BEGIN SUPPLIED MATERIAL
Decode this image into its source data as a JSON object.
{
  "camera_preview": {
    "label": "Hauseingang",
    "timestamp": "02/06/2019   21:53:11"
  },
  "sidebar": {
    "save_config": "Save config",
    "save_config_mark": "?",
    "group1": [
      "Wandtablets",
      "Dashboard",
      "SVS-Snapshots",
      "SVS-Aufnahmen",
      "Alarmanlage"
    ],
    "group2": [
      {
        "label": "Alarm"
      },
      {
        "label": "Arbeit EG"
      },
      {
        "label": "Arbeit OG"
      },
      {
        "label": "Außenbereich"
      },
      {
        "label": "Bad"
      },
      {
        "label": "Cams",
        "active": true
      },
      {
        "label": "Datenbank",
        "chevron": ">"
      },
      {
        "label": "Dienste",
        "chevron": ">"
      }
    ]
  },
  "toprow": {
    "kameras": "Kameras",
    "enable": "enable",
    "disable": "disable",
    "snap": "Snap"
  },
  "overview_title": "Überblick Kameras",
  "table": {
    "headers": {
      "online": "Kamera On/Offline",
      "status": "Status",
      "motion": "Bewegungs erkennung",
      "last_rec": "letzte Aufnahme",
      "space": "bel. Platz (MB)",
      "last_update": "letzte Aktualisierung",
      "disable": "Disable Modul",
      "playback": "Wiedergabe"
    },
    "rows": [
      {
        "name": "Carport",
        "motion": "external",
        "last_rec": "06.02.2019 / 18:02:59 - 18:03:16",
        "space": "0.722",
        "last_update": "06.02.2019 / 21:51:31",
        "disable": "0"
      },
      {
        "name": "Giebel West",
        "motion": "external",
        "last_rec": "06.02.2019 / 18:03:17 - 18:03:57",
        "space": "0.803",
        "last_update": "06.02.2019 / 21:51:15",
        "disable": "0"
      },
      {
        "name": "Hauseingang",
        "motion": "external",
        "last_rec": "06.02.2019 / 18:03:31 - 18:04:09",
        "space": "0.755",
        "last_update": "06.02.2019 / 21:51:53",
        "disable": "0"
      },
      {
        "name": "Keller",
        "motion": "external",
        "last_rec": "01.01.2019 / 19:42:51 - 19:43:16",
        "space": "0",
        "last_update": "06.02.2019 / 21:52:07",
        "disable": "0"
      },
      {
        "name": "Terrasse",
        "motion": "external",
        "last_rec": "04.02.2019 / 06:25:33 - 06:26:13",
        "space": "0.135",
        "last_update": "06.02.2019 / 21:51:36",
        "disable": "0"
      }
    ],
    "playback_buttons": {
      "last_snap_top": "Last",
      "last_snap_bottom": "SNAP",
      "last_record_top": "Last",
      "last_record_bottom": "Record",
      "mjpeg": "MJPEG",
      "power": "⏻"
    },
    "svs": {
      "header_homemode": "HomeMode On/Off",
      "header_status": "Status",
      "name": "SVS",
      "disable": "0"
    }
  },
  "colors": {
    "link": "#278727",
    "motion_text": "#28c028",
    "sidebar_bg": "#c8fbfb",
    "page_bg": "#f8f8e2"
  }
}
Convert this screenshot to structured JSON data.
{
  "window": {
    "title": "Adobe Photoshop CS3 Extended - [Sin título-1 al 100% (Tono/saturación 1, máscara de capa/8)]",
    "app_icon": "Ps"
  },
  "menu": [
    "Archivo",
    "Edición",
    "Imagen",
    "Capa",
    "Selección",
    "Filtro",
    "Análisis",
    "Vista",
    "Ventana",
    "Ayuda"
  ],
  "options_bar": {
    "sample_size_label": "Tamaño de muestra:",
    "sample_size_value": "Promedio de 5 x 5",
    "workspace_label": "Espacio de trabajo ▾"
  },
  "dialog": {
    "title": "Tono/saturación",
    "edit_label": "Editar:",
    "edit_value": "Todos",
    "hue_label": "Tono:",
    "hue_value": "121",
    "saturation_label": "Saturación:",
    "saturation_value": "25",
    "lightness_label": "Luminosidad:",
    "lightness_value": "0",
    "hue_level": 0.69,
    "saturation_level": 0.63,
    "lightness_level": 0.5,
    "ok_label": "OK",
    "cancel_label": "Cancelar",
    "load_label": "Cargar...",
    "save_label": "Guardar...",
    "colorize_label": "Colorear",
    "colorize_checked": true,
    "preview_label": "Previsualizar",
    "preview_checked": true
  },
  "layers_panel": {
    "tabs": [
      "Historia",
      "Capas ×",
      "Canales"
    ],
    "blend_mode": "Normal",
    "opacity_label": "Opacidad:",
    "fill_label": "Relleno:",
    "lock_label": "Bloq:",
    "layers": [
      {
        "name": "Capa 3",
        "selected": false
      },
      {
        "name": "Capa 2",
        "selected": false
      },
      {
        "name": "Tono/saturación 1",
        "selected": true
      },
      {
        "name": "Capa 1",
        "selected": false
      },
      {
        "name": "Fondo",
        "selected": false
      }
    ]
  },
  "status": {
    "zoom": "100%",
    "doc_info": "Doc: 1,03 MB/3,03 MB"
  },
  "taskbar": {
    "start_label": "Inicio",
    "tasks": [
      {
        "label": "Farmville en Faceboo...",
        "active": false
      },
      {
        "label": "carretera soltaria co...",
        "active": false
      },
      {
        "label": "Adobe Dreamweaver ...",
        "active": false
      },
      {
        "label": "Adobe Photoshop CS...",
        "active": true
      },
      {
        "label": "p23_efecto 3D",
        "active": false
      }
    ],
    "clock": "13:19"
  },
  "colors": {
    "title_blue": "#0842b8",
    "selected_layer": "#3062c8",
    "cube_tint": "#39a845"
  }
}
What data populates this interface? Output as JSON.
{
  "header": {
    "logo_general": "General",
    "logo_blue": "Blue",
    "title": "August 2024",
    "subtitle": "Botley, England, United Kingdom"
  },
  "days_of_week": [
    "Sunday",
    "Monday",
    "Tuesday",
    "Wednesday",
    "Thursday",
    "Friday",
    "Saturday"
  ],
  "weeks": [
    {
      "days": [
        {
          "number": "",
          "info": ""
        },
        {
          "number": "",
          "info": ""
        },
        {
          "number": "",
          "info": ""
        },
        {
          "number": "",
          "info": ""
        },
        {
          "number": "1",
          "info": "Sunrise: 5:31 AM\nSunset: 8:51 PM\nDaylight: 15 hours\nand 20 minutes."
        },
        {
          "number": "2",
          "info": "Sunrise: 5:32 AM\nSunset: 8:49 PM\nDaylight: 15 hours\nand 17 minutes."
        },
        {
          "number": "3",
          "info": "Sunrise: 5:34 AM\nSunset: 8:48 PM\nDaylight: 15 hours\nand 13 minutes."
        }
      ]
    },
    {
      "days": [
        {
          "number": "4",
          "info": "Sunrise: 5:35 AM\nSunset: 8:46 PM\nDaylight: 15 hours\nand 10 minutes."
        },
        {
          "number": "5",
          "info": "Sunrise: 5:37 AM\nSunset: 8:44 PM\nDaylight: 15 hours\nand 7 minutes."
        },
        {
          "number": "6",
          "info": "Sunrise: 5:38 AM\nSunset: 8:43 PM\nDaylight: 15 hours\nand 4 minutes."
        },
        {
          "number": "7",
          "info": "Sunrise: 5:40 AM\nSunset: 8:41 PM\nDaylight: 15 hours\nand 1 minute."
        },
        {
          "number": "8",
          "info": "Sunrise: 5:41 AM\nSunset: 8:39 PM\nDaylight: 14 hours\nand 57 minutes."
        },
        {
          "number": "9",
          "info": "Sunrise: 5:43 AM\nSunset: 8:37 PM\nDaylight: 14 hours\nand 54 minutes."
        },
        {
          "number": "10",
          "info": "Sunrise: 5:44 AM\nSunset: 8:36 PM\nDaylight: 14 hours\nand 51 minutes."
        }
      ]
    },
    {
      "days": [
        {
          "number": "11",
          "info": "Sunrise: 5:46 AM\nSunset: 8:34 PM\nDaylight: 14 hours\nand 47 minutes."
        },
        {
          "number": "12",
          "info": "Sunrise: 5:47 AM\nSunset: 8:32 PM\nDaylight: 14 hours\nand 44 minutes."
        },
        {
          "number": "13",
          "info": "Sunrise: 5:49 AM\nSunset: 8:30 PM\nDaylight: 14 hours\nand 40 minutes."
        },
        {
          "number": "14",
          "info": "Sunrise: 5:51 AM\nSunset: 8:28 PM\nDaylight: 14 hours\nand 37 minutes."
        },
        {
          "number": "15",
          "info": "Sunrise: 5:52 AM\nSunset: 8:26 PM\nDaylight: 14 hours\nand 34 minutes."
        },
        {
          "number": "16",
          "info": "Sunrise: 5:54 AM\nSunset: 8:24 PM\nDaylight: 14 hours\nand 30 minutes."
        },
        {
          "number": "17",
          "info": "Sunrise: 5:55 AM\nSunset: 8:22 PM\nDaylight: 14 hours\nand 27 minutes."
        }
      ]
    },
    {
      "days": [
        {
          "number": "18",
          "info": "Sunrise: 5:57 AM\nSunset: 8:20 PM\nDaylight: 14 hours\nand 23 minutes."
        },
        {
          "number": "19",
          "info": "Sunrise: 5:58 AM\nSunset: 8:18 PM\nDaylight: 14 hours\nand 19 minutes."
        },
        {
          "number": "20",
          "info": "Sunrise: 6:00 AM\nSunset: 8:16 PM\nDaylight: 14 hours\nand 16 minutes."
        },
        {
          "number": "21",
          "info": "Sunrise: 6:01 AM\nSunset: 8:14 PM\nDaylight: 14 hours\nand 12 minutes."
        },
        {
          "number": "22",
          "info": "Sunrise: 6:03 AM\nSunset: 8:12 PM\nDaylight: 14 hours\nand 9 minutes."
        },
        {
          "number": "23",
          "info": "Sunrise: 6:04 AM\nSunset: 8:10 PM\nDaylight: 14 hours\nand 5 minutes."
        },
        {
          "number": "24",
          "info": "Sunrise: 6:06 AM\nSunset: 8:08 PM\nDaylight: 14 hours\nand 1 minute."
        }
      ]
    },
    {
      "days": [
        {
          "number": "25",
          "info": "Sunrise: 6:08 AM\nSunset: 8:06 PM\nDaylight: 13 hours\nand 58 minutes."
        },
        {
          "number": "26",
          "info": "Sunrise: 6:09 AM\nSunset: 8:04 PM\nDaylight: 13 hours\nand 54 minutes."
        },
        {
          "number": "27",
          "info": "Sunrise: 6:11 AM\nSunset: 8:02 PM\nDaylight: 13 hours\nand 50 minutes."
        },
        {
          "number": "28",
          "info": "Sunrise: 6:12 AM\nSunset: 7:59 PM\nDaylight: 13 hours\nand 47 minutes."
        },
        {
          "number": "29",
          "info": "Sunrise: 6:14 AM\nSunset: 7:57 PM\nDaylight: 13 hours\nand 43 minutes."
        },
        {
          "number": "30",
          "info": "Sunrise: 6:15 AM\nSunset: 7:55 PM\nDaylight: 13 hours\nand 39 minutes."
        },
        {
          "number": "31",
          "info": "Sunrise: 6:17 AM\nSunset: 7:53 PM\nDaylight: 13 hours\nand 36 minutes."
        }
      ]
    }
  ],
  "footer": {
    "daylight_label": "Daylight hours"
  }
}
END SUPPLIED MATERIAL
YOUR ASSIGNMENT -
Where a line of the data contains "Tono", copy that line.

RESPONSE TO THE TASK -
    "title": "Adobe Photoshop CS3 Extended - [Sin título-1 al 100% (Tono/saturación 1, máscara de capa/8)]",
    "title": "Tono/saturación",
    "hue_label": "Tono:",
        "name": "Tono/saturación 1",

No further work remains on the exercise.